Contaminants from 1 to 40 microns in size are common in full-flow filtered lubricants and coolants. Larger contaminants nest into areas around bearings, rings, pumps, etc. and damage component surfaces. Smaller contaminants, that cannot be removed by full-flow filters, cause wear by a process called silting.
For many years, partial-flow filtration has been used to supplement full-flow filters to remove larger quantities of contaminants and to control silting. Sometimes called a kidney loop, these filters are designed to filter a small stream of fluid; returning the filtered fluid to the sump of the system. These filters typically hold particles from 1 to 10 microns. Smaller quantities of flow allow the filters to remove slighter particles without affecting the normal functions of the system.
We did not invent partial-flow filtration, but we are proud to be working with the best as a certified Harvard Corporation distributor. Harvard's patented, nonchanneling seals improve partial-flow filtration by forcing oil through a tightly wound fiber-filter media, allowing for optimal levels of depth filtration.
Depth filters work by both direct interception of particles and absorption (molecular attraction of particles). These filters use several types of media to achieve the goal of holding particles. The fluid must take a longer path through the filter before exiting. Normally, these filters have large holding capacities and initially have a higher resistance to flow.
Independent studies conducted by the Center for Hazardous Materials Research at the University of Pittsburgh demonstrated the effectiveness of our nonchanneling, partial-flow filter. The filter removes virtually all remaining 1 to 40 micron contaminants while also removing the vast majority of silting particles.
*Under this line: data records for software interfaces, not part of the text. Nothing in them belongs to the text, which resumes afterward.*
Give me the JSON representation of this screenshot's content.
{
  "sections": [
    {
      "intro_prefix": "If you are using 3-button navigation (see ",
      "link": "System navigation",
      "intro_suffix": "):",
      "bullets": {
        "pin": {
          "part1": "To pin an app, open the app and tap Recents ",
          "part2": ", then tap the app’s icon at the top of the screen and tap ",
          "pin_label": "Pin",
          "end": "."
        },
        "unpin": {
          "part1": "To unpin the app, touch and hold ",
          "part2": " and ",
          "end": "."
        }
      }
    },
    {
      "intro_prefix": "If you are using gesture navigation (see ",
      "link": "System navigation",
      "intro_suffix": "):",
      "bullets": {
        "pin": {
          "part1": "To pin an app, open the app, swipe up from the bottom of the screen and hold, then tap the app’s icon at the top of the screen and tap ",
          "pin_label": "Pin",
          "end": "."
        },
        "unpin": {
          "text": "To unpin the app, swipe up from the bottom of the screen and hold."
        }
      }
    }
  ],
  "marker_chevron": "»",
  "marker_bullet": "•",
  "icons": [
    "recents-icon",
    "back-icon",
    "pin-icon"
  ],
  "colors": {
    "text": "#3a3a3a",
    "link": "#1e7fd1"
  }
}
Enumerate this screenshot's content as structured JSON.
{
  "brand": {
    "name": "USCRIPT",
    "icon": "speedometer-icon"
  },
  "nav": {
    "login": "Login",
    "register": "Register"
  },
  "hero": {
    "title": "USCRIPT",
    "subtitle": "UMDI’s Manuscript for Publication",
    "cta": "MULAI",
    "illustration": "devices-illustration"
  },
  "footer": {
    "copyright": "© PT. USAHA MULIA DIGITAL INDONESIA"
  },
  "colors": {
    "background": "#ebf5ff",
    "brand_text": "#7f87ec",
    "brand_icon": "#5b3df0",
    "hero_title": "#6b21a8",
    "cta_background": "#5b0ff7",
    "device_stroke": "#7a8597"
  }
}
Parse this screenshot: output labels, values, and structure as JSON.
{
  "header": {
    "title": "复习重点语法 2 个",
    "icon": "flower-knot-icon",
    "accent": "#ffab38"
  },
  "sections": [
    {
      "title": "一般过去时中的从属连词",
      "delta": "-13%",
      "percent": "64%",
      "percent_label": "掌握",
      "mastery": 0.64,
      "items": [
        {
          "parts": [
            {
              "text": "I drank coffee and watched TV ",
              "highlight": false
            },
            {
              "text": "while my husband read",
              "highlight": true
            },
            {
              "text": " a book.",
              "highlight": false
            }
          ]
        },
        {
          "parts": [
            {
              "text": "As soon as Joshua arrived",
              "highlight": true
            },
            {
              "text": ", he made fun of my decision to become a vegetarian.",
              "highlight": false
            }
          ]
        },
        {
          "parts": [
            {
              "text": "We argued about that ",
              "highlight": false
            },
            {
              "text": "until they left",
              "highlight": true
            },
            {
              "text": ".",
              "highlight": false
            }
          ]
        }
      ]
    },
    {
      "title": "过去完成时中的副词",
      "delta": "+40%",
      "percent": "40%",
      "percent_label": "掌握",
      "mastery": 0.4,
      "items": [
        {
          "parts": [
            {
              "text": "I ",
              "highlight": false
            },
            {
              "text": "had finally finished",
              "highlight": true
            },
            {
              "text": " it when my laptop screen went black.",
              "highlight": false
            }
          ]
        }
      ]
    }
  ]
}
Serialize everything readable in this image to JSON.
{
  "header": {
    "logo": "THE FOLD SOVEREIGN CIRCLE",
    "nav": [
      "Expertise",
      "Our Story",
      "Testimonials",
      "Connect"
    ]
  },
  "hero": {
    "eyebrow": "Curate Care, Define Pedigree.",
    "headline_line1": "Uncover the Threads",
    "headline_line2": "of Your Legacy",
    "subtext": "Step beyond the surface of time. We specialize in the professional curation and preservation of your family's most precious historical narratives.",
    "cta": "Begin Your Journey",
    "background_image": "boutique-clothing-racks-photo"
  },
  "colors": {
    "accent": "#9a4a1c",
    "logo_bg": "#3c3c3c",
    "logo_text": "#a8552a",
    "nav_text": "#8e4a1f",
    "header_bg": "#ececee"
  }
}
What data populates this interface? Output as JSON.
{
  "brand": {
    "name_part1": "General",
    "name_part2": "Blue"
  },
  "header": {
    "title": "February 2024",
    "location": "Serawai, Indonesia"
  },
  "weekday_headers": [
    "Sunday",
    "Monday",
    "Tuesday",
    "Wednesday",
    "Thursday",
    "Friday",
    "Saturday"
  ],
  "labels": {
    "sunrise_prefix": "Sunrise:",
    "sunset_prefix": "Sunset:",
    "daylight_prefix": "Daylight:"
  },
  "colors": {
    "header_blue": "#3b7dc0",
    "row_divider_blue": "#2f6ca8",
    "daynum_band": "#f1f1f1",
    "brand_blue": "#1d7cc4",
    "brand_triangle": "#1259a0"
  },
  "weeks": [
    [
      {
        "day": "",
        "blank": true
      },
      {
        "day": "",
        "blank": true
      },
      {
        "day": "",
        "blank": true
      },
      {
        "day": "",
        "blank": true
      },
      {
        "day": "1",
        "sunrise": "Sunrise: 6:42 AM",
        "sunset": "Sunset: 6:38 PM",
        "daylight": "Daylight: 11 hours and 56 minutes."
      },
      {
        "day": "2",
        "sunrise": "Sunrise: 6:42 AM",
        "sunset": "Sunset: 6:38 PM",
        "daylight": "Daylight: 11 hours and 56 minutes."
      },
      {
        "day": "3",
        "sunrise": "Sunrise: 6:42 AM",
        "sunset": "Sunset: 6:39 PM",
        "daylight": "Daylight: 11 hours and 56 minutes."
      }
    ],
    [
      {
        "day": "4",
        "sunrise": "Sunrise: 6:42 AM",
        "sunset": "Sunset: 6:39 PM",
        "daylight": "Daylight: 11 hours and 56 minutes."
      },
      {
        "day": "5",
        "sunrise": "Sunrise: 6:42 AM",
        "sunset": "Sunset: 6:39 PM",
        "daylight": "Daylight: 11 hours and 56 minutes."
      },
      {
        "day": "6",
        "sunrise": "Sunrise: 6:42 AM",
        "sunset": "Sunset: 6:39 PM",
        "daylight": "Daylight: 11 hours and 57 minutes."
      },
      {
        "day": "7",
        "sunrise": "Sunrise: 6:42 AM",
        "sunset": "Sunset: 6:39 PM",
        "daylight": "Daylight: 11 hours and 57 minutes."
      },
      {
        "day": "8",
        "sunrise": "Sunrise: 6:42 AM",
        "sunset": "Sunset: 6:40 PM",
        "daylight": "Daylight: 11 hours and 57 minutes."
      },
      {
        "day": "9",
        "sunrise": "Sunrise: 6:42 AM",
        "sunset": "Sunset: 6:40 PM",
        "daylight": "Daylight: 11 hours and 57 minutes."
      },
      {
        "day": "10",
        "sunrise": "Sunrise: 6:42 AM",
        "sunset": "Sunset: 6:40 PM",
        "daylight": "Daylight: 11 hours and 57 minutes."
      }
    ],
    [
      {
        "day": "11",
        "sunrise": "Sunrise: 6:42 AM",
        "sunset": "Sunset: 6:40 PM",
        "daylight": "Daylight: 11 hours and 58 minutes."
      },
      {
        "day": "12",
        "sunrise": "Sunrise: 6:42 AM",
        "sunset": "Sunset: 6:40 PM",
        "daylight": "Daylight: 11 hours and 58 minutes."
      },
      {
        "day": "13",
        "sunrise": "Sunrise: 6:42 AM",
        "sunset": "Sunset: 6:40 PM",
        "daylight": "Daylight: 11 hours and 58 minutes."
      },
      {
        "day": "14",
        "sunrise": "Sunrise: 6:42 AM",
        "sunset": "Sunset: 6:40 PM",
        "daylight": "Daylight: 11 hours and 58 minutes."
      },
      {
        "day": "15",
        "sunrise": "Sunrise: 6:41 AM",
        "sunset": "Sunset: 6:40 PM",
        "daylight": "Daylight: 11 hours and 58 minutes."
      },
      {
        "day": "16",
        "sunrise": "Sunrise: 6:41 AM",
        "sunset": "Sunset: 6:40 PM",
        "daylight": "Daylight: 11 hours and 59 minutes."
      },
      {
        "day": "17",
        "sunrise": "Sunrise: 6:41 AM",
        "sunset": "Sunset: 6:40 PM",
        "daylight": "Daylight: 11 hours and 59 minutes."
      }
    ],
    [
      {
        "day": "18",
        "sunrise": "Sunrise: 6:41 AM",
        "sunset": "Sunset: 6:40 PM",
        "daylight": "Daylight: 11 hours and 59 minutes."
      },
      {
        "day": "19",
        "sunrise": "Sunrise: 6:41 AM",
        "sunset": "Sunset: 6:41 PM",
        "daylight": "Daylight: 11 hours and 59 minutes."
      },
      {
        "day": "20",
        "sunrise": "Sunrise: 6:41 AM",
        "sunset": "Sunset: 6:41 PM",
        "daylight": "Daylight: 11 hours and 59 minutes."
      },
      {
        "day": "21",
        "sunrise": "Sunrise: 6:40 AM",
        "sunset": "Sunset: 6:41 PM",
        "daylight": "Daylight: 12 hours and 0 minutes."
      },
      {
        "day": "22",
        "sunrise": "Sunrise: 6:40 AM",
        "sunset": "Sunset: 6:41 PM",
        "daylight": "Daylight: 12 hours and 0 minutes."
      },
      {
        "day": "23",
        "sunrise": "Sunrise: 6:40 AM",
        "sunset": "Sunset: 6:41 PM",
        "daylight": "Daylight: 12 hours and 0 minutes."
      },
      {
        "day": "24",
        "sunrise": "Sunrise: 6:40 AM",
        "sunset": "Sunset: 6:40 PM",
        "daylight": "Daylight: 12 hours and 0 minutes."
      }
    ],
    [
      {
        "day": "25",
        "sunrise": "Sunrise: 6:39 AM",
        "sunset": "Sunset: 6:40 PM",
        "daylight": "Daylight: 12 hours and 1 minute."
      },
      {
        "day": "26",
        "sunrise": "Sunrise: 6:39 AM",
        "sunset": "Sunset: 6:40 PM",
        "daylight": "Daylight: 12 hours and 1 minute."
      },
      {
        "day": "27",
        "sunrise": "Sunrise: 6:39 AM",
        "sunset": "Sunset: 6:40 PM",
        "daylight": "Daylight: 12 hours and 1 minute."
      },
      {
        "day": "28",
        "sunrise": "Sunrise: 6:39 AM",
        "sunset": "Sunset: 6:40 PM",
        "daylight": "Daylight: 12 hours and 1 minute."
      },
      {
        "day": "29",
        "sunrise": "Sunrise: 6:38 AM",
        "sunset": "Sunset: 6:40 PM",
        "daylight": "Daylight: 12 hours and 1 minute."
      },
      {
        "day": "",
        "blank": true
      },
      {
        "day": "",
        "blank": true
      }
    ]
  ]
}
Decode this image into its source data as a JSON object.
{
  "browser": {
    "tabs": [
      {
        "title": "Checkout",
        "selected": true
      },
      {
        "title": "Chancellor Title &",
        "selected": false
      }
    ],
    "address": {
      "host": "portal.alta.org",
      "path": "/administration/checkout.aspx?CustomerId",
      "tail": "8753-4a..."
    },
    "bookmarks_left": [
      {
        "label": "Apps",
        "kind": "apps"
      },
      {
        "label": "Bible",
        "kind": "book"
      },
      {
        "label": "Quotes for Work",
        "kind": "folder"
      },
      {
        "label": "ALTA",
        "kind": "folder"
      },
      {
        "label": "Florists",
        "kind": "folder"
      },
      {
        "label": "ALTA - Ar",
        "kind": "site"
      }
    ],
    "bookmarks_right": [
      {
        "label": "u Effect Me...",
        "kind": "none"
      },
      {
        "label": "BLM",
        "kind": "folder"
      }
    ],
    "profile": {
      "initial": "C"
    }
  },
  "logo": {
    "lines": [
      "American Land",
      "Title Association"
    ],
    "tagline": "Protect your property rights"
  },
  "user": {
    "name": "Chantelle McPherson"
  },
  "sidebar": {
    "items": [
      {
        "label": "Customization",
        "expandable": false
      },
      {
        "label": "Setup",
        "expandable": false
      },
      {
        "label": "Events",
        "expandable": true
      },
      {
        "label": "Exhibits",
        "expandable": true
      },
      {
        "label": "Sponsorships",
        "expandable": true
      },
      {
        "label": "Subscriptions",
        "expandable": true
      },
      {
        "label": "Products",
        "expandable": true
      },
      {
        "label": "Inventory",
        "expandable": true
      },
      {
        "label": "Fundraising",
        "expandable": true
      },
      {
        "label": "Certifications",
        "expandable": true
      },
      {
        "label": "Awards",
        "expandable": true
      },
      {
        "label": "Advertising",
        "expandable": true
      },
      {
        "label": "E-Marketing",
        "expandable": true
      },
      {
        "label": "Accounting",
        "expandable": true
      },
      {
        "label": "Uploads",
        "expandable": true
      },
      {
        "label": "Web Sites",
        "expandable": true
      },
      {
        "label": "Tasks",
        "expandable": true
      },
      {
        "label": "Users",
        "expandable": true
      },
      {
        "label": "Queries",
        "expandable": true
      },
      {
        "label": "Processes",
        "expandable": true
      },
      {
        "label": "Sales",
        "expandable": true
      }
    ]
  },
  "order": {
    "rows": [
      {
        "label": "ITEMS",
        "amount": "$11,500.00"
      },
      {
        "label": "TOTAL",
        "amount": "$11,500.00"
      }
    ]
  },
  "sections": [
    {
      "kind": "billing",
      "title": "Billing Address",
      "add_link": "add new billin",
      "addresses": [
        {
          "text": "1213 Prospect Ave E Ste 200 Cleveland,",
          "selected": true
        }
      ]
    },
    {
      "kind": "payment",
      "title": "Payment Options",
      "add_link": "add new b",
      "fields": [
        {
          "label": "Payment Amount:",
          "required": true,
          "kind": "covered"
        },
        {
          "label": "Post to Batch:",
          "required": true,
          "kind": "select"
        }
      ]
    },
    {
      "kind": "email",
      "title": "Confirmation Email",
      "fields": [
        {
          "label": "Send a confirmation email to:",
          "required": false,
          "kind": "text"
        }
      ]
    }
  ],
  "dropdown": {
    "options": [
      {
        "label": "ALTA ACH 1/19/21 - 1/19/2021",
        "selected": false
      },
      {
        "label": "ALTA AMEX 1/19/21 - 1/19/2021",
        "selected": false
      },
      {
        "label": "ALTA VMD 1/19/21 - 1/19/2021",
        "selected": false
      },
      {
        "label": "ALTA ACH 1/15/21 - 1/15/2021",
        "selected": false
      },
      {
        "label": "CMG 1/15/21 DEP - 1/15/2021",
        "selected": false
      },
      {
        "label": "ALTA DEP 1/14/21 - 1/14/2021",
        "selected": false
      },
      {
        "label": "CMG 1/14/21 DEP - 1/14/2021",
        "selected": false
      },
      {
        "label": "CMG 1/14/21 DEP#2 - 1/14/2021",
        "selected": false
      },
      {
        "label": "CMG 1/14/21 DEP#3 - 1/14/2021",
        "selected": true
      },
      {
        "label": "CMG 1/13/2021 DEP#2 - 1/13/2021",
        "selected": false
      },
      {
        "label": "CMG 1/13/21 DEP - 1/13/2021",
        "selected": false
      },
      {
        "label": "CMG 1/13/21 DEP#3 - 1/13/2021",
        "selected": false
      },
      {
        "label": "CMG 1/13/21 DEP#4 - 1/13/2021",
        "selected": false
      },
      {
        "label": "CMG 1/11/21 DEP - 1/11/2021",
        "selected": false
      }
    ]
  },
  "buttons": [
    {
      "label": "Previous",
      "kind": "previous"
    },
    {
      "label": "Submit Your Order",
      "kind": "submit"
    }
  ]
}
In addition, the filter absorbs water, antifreeze and other extraneous particles.